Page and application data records

=======

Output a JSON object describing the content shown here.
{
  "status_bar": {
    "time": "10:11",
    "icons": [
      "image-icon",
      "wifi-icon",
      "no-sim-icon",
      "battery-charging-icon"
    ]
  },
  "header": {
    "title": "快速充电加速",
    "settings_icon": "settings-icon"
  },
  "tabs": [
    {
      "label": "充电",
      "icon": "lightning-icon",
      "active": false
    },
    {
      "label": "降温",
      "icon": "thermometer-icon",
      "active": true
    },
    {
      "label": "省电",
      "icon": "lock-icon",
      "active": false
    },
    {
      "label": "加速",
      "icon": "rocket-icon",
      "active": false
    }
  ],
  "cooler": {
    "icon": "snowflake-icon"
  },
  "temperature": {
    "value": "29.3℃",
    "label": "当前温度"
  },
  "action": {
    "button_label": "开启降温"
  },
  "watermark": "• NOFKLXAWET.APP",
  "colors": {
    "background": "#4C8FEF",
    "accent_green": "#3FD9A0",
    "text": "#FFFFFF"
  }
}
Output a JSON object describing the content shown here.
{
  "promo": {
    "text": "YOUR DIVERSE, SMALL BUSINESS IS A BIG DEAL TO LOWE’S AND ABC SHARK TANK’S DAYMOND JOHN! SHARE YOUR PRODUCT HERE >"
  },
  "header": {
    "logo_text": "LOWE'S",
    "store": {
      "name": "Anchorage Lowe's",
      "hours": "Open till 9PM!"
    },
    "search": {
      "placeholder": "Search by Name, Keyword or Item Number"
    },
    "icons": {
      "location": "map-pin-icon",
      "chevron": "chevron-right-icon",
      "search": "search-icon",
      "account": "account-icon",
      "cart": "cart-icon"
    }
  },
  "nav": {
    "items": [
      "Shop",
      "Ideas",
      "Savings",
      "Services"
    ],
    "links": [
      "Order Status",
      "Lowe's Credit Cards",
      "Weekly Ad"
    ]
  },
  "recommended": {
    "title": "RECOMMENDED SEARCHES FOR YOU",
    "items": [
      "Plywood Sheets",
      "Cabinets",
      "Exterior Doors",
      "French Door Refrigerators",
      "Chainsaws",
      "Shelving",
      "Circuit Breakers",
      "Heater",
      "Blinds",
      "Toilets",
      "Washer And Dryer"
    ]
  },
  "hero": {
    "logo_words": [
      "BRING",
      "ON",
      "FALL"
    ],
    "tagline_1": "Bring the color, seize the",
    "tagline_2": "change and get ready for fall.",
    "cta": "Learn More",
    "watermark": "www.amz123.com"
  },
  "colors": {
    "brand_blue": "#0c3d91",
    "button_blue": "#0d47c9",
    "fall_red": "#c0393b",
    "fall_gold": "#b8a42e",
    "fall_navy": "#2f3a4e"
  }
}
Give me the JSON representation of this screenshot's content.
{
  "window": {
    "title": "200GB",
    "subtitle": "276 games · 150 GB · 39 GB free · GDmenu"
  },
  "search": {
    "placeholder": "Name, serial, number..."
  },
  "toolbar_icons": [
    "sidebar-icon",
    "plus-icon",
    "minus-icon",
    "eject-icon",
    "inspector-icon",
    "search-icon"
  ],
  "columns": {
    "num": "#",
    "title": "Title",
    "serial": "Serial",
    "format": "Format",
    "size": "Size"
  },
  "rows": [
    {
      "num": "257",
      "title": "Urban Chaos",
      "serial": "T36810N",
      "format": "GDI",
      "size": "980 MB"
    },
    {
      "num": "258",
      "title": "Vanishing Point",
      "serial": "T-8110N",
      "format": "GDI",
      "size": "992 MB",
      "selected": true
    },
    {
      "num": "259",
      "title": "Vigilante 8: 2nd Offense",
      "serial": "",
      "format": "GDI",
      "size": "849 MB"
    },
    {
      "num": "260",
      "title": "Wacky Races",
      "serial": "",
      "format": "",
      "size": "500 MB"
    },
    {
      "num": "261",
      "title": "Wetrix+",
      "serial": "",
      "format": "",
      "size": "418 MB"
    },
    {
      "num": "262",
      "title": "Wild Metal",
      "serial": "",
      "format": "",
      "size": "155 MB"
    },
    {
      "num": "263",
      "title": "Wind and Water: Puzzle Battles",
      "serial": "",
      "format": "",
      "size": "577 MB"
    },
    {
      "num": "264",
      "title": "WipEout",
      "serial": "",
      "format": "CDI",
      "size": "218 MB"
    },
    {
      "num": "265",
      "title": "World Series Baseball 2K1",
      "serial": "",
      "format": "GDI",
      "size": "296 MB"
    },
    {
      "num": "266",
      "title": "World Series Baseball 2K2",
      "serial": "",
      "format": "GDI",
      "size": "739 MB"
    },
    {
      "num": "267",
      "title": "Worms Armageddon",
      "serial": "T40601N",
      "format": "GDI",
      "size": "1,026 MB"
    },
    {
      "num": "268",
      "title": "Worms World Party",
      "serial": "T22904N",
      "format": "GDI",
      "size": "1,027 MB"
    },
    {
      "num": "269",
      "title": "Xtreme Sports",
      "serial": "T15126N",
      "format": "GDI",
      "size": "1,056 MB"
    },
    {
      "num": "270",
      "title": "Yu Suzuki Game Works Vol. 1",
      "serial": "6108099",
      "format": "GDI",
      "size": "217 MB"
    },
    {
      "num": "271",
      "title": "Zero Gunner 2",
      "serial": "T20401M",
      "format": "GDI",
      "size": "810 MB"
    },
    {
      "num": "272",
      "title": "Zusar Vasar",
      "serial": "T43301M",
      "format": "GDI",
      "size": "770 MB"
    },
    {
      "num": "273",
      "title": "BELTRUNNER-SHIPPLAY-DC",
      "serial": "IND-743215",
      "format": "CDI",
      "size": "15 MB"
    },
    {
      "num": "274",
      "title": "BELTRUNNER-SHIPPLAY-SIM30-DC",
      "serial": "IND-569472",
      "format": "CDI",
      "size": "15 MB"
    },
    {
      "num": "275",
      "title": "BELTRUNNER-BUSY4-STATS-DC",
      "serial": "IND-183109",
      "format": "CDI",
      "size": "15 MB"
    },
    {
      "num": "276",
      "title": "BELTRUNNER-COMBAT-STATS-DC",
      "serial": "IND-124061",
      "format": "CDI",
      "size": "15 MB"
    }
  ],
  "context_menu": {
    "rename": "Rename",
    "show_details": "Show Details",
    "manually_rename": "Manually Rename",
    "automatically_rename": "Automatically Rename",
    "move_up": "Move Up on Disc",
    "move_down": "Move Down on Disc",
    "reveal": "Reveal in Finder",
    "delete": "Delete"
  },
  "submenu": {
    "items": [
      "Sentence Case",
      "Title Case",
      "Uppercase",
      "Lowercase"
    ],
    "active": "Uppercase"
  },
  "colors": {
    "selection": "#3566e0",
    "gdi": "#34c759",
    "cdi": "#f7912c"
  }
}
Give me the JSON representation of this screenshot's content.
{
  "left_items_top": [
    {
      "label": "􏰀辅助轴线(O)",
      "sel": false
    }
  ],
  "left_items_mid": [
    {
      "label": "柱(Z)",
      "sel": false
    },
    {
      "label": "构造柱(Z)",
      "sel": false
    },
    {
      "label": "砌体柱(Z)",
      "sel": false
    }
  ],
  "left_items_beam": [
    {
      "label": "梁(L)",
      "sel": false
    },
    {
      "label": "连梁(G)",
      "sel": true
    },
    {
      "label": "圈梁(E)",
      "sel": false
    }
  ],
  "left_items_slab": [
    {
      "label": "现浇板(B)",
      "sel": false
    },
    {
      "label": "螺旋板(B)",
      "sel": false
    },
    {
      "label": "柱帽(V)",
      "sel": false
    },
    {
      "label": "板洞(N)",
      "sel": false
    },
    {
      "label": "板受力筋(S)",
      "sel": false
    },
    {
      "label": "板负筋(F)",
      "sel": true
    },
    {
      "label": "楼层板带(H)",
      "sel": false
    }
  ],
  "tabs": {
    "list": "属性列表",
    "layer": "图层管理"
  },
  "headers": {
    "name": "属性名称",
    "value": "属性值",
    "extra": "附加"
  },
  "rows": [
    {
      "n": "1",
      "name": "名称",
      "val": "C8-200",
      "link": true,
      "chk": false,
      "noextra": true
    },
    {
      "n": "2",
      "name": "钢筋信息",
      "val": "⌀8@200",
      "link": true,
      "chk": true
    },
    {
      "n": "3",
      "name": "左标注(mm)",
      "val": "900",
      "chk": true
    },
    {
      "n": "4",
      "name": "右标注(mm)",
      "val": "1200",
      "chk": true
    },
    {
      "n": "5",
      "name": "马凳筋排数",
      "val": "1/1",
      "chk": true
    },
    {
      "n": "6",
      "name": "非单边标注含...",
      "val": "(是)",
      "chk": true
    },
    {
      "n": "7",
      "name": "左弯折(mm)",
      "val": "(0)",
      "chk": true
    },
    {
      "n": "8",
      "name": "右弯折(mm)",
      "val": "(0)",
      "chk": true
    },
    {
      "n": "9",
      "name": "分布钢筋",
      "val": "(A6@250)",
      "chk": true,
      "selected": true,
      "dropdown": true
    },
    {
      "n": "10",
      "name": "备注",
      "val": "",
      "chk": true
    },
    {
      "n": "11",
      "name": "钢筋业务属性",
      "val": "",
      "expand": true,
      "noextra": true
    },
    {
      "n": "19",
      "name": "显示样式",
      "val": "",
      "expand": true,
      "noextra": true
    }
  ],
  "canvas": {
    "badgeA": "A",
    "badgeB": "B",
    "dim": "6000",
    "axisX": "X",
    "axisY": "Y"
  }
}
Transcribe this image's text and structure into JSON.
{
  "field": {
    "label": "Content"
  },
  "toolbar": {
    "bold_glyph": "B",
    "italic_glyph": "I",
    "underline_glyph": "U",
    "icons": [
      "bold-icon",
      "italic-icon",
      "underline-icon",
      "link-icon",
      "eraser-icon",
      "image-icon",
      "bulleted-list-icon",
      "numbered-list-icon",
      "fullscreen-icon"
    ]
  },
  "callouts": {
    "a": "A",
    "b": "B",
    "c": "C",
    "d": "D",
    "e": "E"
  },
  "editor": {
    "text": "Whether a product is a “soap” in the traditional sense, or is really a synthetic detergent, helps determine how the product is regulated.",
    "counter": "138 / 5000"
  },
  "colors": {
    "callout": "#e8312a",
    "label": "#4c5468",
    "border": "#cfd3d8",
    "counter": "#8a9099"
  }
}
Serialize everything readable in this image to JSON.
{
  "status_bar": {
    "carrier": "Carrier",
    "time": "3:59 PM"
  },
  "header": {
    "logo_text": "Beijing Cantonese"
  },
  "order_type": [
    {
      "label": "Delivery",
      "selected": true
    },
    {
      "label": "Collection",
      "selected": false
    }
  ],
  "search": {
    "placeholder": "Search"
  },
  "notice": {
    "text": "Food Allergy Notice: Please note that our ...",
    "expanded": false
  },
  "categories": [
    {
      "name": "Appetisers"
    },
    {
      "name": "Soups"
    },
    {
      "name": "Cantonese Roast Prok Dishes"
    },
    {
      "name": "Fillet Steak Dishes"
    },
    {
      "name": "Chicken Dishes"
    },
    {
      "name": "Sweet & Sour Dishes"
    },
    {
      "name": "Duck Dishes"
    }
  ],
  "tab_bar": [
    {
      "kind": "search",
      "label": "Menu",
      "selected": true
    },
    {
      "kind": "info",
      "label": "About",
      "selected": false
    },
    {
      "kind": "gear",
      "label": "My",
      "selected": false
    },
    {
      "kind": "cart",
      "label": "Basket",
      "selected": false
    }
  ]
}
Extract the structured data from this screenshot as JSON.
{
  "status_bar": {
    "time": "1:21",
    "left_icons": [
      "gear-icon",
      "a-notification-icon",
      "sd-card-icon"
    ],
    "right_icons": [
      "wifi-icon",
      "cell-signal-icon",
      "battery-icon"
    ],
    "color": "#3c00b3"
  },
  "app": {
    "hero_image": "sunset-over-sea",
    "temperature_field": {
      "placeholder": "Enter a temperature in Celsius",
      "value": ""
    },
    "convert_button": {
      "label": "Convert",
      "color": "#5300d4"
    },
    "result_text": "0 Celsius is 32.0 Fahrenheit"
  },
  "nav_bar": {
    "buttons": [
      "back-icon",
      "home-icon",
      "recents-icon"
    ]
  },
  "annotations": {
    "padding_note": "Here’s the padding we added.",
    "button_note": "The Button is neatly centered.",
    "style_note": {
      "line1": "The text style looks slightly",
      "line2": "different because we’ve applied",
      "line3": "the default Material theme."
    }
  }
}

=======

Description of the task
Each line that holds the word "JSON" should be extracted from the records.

Answer section
Output a JSON object describing the content shown here.
Output a JSON object describing the content shown here.
Give me the JSON representation of this screenshot's content.
Give me the JSON representation of this screenshot's content.
Transcribe this image's text and structure into JSON.
Serialize everything readable in this image to JSON.
Extract the structured data from this screenshot as JSON.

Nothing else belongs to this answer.